Thermal photons from a modern hydrodynamical model of heavy ion collisions

Jean-Francois Paquet (Stony Brook)

Early fluid-dynamical calculations of direct photon spectra and momentum anisotropy were found to be systematically smaller than measurements from the RHIC and the LHC, an observation that became known as the "direct photon puzzle". I will show that the use of a modern hydrodynamical model of heavy ion collisions and of the latest photon emission rates greatly improves agreement with both ALICE andPHENIX data, supporting the idea that thermal photons are the dominant source of direct photon momentum anisotropy in heavy ion collisions. The event-by-event hydrodynamical model used includes, for the first time, both shear and bulk viscosities, along with second order couplings between the two viscosities. Calculations using different photon emission rates will be shown, including one that takes into account the effect of confinement on photon emission. The effect of both shear and bulk viscosities on the photon rates will be shown to have a measurable effect on the photon momentum anisotropy.

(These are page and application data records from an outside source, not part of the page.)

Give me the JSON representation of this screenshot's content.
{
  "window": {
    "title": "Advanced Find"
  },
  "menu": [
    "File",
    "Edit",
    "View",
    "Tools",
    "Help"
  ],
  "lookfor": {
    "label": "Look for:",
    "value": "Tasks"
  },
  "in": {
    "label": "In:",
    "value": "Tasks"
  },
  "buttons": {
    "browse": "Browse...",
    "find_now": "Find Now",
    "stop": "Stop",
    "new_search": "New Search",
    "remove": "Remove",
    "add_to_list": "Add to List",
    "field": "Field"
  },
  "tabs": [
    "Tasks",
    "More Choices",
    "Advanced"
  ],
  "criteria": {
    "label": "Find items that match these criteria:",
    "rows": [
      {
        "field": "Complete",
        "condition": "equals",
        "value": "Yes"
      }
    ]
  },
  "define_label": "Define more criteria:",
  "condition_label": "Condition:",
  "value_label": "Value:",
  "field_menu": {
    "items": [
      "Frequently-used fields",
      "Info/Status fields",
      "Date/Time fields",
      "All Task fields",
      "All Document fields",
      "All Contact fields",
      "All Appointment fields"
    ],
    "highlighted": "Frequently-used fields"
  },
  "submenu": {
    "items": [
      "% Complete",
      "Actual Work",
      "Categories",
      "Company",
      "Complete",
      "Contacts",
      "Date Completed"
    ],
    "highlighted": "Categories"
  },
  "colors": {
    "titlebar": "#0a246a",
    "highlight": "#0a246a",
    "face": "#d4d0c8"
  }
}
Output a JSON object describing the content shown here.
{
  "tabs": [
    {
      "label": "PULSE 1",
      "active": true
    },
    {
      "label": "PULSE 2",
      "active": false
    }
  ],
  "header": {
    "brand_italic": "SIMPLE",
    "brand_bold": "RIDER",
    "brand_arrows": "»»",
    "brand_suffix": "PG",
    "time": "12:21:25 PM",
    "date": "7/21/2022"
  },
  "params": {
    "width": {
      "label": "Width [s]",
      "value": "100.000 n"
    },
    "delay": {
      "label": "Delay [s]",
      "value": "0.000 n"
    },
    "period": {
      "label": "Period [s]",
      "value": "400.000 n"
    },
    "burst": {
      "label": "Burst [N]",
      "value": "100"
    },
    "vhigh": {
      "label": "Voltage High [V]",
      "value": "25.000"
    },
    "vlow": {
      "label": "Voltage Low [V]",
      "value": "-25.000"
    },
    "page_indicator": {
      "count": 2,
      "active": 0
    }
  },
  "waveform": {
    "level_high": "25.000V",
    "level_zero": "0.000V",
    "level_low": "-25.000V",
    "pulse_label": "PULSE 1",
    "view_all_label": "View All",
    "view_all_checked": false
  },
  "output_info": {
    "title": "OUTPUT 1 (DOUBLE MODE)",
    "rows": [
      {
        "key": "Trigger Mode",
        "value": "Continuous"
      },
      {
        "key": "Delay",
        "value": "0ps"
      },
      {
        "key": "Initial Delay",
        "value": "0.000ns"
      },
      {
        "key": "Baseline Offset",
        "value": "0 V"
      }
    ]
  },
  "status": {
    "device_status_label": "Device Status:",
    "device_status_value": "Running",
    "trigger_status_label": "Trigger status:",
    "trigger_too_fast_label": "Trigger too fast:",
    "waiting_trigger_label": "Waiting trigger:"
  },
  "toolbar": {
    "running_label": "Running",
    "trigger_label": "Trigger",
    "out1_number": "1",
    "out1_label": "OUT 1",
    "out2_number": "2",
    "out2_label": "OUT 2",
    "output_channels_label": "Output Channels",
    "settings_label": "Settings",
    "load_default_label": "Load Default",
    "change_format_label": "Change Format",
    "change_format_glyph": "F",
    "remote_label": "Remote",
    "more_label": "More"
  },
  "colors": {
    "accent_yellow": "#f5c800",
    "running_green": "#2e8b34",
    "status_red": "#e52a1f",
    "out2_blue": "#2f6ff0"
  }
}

Oct 05, 2015

Hydrodynamics and eta/s in Strongly Correlated Electron Systems

Jon Rameau (BNL)

Perfect fluids are characterized as having the smallest ratio of shear viscosity to entropy density, η/s, consistent with quantum uncertainty and causality. So far, nearly perfect fluids have only been observed in the quark-gluon plasma and in unitary atomic Fermi gases, exotic systems that are amongst the hottest and coldest objects in the known universe, respectively. We use angle resolved photoemission spectroscopy to measure the temperature dependence of an electronic analog of η/s in an optimally doped cuprate high-temperature superconductor, finding it too is a nearly perfect fluid around, and above, its superconducting transition temperature Tc.

Sep 21, 2015

New theoretical developments on search for QCD critical points

Yi Yin (BNL)

Fluctuations of conserved quantities are important indicators of QCD critical point. We have derived a set of equations describing the real time evolution of non-Gaussian fluctuations in QCD critical regime by taking both universal equilibrium properties and universal non-equilibrium physics into account. We have applied our equations to model Beam energy scan program in heavy-ion collision experiment and illustrate importance of memory effect on search for QCD critical point. Finally, I will discuss possible divergence of heavy quark diffusive constant near QCD critical point and its phenomenological importance. 

Please reload